*** Opening Available records ***

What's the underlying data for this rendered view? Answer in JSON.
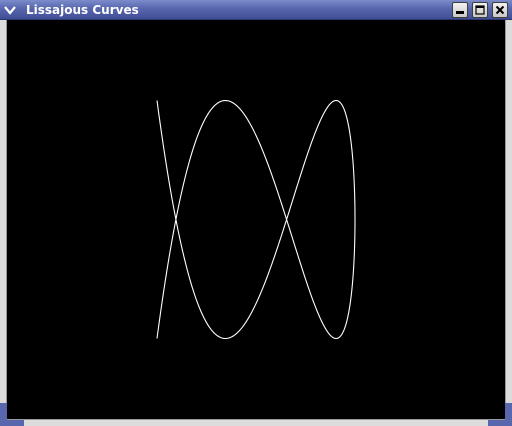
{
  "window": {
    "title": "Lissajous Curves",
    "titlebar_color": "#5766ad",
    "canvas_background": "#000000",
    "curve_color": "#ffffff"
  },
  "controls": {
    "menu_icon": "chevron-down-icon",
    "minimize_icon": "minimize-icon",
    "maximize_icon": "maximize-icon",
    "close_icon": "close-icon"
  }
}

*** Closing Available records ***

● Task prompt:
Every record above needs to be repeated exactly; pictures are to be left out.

● Exercise response:
What's the underlying data for this rendered view? Answer in JSON.
{
  "window": {
    "title": "Lissajous Curves",
    "titlebar_color": "#5766ad",
    "canvas_background": "#000000",
    "curve_color": "#ffffff"
  },
  "controls": {
    "menu_icon": "chevron-down-icon",
    "minimize_icon": "minimize-icon",
    "maximize_icon": "maximize-icon",
    "close_icon": "close-icon"
  }
}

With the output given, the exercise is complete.